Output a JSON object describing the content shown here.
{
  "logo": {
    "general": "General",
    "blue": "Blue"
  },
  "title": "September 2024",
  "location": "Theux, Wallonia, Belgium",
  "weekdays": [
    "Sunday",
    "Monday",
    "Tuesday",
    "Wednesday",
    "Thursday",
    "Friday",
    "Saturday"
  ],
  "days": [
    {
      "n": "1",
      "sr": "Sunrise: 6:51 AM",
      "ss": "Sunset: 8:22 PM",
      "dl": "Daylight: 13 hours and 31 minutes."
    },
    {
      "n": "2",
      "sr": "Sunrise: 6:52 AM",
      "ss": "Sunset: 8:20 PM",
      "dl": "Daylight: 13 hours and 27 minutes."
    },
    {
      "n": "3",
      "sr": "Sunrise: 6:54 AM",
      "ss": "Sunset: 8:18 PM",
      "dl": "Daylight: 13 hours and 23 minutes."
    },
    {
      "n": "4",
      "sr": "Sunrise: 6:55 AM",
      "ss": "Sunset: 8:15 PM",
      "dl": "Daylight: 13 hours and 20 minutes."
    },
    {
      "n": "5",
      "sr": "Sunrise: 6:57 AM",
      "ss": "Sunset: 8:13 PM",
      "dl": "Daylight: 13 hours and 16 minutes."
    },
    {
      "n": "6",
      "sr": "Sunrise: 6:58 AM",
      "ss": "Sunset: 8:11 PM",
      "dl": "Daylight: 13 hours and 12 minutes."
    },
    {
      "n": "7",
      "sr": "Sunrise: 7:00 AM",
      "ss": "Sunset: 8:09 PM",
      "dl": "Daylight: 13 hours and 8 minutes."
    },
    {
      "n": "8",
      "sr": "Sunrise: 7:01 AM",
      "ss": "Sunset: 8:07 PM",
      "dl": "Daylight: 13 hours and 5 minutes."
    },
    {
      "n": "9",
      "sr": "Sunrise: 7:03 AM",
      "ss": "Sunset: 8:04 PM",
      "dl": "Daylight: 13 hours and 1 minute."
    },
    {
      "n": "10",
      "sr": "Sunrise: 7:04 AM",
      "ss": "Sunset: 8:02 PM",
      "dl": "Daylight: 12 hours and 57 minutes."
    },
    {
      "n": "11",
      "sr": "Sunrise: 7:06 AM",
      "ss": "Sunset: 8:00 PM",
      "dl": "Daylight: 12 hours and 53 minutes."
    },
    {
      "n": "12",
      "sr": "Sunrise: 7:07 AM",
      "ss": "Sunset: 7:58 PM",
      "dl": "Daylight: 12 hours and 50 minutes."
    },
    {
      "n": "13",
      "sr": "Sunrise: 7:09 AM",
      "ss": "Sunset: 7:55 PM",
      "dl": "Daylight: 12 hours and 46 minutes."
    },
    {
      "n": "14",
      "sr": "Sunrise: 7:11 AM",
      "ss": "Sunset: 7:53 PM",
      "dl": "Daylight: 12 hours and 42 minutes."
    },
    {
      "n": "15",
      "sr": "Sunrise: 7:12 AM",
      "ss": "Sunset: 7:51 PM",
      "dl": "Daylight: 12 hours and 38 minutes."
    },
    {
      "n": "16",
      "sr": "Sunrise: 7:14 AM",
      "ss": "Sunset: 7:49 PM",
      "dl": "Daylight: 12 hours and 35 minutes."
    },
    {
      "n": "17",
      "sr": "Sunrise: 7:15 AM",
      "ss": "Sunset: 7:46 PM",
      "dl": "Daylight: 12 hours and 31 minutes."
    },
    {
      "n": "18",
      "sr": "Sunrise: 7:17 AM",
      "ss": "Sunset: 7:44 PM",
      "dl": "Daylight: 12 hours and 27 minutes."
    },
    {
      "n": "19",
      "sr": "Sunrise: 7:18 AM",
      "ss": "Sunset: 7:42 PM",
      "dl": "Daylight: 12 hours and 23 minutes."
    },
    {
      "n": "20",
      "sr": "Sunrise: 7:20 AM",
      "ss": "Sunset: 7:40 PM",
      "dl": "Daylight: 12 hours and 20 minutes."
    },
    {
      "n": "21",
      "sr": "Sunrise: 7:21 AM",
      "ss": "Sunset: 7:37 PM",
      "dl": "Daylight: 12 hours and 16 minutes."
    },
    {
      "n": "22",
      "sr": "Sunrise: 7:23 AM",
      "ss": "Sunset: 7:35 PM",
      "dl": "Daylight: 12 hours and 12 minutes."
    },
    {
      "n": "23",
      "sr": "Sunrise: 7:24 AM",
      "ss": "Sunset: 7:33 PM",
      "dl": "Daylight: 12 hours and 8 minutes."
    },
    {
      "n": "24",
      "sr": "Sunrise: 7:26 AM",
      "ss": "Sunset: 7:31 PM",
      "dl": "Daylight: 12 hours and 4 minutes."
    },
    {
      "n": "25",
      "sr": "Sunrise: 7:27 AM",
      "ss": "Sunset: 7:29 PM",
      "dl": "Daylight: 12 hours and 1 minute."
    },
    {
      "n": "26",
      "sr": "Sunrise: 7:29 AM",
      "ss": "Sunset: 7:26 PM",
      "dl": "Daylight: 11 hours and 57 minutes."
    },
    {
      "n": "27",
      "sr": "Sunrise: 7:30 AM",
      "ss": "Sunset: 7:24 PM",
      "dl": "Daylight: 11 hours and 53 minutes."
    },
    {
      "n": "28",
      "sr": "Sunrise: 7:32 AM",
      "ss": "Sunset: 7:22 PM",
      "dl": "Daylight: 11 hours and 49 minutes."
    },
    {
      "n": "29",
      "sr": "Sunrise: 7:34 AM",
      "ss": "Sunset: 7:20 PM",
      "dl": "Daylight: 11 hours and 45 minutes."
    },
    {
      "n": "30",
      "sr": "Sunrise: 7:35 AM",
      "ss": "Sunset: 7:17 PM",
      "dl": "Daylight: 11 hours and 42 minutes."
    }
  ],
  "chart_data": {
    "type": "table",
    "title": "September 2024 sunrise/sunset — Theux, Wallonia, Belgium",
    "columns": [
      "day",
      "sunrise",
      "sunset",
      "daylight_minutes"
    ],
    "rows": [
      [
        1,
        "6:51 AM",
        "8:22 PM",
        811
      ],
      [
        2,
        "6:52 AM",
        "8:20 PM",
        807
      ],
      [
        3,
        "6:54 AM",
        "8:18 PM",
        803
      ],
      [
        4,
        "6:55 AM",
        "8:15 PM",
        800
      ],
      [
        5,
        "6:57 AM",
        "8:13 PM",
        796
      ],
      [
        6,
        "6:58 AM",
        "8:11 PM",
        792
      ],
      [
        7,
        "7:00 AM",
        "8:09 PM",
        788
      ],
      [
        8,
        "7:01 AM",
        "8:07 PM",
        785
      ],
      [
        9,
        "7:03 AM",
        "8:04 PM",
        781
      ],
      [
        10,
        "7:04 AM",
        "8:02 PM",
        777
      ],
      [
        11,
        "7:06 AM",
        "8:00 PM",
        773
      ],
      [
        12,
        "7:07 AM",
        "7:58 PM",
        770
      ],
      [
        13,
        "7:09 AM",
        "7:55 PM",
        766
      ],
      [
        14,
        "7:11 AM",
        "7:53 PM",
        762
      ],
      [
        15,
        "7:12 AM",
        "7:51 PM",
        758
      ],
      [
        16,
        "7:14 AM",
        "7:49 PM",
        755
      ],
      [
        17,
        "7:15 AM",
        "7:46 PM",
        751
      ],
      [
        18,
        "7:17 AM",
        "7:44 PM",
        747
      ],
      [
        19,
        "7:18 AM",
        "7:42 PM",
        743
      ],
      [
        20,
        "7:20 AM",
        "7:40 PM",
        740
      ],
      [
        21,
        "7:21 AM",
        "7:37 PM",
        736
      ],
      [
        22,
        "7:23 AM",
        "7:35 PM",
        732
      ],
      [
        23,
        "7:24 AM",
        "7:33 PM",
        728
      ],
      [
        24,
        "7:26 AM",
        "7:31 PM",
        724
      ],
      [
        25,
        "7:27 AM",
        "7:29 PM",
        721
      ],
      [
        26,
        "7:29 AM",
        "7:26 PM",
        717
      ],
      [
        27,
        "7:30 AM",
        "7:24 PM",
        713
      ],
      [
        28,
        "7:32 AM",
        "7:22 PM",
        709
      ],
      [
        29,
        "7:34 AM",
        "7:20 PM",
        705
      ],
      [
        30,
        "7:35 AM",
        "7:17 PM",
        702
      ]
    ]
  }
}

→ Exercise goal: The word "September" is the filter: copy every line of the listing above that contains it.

→ Exercise result:
  "title": "September 2024",
    "title": "September 2024 sunrise/sunset — Theux, Wallonia, Belgium",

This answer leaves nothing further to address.